Required action: Hand back each record exactly as you find it.

Information supplied:

----------------

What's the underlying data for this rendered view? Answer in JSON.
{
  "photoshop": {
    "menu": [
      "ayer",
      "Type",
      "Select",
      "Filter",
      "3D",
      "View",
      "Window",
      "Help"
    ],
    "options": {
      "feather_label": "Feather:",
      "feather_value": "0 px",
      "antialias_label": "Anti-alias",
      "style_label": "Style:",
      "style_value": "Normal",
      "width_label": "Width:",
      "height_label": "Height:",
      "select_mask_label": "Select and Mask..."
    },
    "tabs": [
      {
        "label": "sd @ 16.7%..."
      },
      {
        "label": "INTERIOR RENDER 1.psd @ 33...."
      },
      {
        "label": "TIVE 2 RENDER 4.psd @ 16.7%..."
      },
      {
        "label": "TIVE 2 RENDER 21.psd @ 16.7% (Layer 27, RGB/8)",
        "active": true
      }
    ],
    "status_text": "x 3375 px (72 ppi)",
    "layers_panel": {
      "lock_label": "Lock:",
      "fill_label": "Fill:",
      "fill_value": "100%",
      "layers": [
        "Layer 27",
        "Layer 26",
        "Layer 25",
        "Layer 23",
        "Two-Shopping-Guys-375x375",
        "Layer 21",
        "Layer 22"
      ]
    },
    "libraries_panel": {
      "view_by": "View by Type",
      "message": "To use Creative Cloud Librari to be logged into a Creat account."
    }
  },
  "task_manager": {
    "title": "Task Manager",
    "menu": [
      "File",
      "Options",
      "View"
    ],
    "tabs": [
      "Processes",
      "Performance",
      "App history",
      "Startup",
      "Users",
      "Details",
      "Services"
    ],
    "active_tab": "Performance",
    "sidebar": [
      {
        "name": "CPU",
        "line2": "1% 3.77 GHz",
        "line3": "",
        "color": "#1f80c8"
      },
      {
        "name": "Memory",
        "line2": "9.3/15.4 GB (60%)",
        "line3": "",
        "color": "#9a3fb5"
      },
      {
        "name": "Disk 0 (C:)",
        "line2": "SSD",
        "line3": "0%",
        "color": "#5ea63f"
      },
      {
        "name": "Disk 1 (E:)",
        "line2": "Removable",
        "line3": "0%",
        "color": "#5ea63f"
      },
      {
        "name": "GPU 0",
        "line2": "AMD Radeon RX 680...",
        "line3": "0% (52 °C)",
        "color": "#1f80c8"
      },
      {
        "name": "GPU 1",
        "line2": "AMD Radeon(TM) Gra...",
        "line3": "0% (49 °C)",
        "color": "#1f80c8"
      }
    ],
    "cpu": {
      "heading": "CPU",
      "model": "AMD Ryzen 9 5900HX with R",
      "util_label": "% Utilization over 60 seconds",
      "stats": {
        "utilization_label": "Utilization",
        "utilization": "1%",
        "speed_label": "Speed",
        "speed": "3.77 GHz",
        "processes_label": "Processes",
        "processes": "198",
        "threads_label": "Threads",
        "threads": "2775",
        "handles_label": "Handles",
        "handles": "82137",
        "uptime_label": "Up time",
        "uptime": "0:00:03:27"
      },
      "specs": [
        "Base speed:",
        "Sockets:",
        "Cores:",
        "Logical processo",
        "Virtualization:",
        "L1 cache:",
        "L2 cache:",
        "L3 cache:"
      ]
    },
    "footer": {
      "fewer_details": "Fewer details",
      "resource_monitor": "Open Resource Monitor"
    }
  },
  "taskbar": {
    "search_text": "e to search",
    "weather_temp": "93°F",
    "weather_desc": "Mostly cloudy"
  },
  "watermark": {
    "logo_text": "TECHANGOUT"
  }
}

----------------

The completed task:
What's the underlying data for this rendered view? Answer in JSON.
{
  "photoshop": {
    "menu": [
      "ayer",
      "Type",
      "Select",
      "Filter",
      "3D",
      "View",
      "Window",
      "Help"
    ],
    "options": {
      "feather_label": "Feather:",
      "feather_value": "0 px",
      "antialias_label": "Anti-alias",
      "style_label": "Style:",
      "style_value": "Normal",
      "width_label": "Width:",
      "height_label": "Height:",
      "select_mask_label": "Select and Mask..."
    },
    "tabs": [
      {
        "label": "sd @ 16.7%..."
      },
      {
        "label": "INTERIOR RENDER 1.psd @ 33...."
      },
      {
        "label": "TIVE 2 RENDER 4.psd @ 16.7%..."
      },
      {
        "label": "TIVE 2 RENDER 21.psd @ 16.7% (Layer 27, RGB/8)",
        "active": true
      }
    ],
    "status_text": "x 3375 px (72 ppi)",
    "layers_panel": {
      "lock_label": "Lock:",
      "fill_label": "Fill:",
      "fill_value": "100%",
      "layers": [
        "Layer 27",
        "Layer 26",
        "Layer 25",
        "Layer 23",
        "Two-Shopping-Guys-375x375",
        "Layer 21",
        "Layer 22"
      ]
    },
    "libraries_panel": {
      "view_by": "View by Type",
      "message": "To use Creative Cloud Librari to be logged into a Creat account."
    }
  },
  "task_manager": {
    "title": "Task Manager",
    "menu": [
      "File",
      "Options",
      "View"
    ],
    "tabs": [
      "Processes",
      "Performance",
      "App history",
      "Startup",
      "Users",
      "Details",
      "Services"
    ],
    "active_tab": "Performance",
    "sidebar": [
      {
        "name": "CPU",
        "line2": "1% 3.77 GHz",
        "line3": "",
        "color": "#1f80c8"
      },
      {
        "name": "Memory",
        "line2": "9.3/15.4 GB (60%)",
        "line3": "",
        "color": "#9a3fb5"
      },
      {
        "name": "Disk 0 (C:)",
        "line2": "SSD",
        "line3": "0%",
        "color": "#5ea63f"
      },
      {
        "name": "Disk 1 (E:)",
        "line2": "Removable",
        "line3": "0%",
        "color": "#5ea63f"
      },
      {
        "name": "GPU 0",
        "line2": "AMD Radeon RX 680...",
        "line3": "0% (52 °C)",
        "color": "#1f80c8"
      },
      {
        "name": "GPU 1",
        "line2": "AMD Radeon(TM) Gra...",
        "line3": "0% (49 °C)",
        "color": "#1f80c8"
      }
    ],
    "cpu": {
      "heading": "CPU",
      "model": "AMD Ryzen 9 5900HX with R",
      "util_label": "% Utilization over 60 seconds",
      "stats": {
        "utilization_label": "Utilization",
        "utilization": "1%",
        "speed_label": "Speed",
        "speed": "3.77 GHz",
        "processes_label": "Processes",
        "processes": "198",
        "threads_label": "Threads",
        "threads": "2775",
        "handles_label": "Handles",
        "handles": "82137",
        "uptime_label": "Up time",
        "uptime": "0:00:03:27"
      },
      "specs": [
        "Base speed:",
        "Sockets:",
        "Cores:",
        "Logical processo",
        "Virtualization:",
        "L1 cache:",
        "L2 cache:",
        "L3 cache:"
      ]
    },
    "footer": {
      "fewer_details": "Fewer details",
      "resource_monitor": "Open Resource Monitor"
    }
  },
  "taskbar": {
    "search_text": "e to search",
    "weather_temp": "93°F",
    "weather_desc": "Mostly cloudy"
  },
  "watermark": {
    "logo_text": "TECHANGOUT"
  }
}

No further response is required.